## [WORK TASK]
Below are some records. Say how many of their lines contain the string "would", and give nothing but the number.

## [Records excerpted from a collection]

........

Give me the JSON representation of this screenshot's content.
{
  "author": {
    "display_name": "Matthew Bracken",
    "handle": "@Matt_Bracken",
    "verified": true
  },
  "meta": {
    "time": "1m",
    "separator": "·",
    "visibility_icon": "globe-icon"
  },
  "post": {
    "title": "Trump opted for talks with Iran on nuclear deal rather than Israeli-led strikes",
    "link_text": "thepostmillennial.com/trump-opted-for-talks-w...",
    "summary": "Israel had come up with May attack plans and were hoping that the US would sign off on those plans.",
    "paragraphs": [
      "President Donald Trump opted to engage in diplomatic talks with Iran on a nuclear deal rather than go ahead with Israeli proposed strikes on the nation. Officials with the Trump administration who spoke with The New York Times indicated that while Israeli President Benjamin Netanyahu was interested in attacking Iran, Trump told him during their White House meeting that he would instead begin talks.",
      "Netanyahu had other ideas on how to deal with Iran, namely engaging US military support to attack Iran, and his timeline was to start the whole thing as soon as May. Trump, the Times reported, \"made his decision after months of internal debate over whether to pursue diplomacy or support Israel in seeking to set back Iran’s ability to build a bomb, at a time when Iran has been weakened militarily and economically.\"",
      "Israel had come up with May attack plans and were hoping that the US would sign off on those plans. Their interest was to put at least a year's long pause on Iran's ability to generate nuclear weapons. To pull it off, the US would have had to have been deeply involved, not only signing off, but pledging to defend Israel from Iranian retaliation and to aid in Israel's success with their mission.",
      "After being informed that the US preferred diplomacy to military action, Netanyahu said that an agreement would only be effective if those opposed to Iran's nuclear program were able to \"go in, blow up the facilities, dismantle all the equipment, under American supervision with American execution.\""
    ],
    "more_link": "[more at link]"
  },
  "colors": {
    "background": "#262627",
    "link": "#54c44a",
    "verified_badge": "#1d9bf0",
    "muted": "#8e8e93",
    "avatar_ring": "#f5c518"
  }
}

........

## [RESULT FOR THIS EXERCISE]
4